*** Opening of SUPPLIED DATA ***
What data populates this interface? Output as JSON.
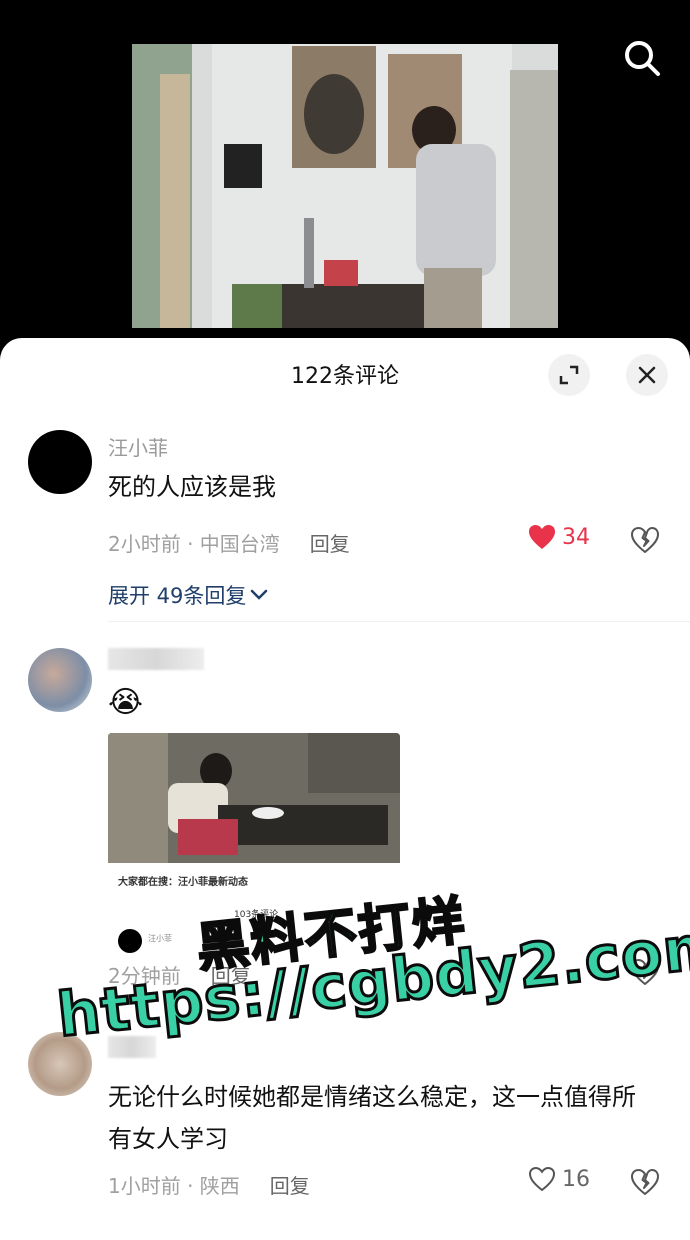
{
  "sheet": {
    "title": "122条评论"
  },
  "comments": [
    {
      "name": "汪小菲",
      "text": "死的人应该是我",
      "time_location": "2小时前 · 中国台湾",
      "reply_label": "回复",
      "likes": "34",
      "liked": true,
      "expand_label": "展开 49条回复"
    },
    {
      "emoji": "😭",
      "time_location": "2分钟前",
      "reply_label": "回复",
      "attachment": {
        "search_text": "大家都在搜：汪小菲最新动态",
        "comment_count": "103条评论",
        "user": "汪小菲"
      }
    },
    {
      "text": "无论什么时候她都是情绪这么稳定，这一点值得所有女人学习",
      "time_location": "1小时前 · 陕西",
      "reply_label": "回复",
      "likes": "16",
      "liked": false
    }
  ],
  "watermark": {
    "line1": "黑料不打烊",
    "line2": "https://cgbdy2.com"
  },
  "colors": {
    "like_active": "#e8334a",
    "link": "#1f3e69",
    "watermark": "#3ad0a6"
  }
}
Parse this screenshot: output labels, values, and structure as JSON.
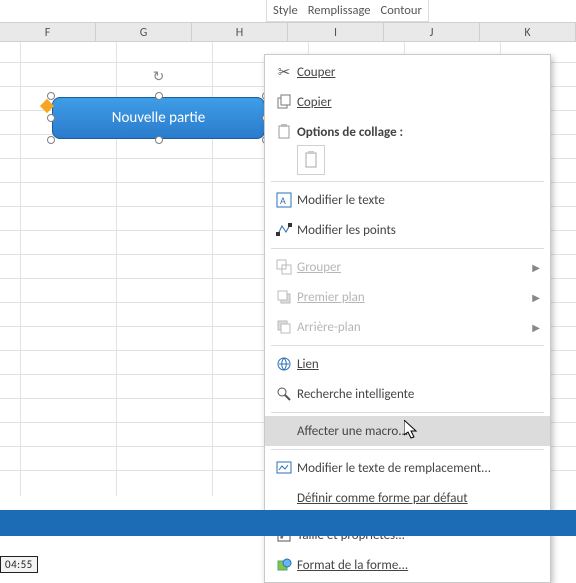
{
  "toolbar": {
    "style": "Style",
    "fill": "Remplissage",
    "outline": "Contour"
  },
  "columns": [
    "F",
    "G",
    "H",
    "I",
    "J",
    "K"
  ],
  "shape": {
    "text": "Nouvelle partie"
  },
  "menu": {
    "cut": "Couper",
    "copy": "Copier",
    "paste_options": "Options de collage :",
    "edit_text": "Modifier le texte",
    "edit_points": "Modifier les points",
    "group": "Grouper",
    "bring_front": "Premier plan",
    "send_back": "Arrière-plan",
    "link": "Lien",
    "smart_lookup": "Recherche intelligente",
    "assign_macro": "Affecter une macro...",
    "alt_text": "Modifier le texte de remplacement...",
    "set_default": "Définir comme forme par défaut",
    "size_props": "Taille et propriétés...",
    "format_shape": "Format de la forme..."
  },
  "colors": {
    "shape_a": "#3f9de6",
    "shape_b": "#2b7bcd",
    "hover": "#dcdcdc",
    "excel_blue": "#1b6cb5"
  },
  "video_time": "04:55"
}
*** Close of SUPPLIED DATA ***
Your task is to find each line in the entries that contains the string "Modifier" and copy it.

RESPONSE TO THIS TASK –
    "edit_text": "Modifier le texte",
    "edit_points": "Modifier les points",
    "alt_text": "Modifier le texte de remplacement...",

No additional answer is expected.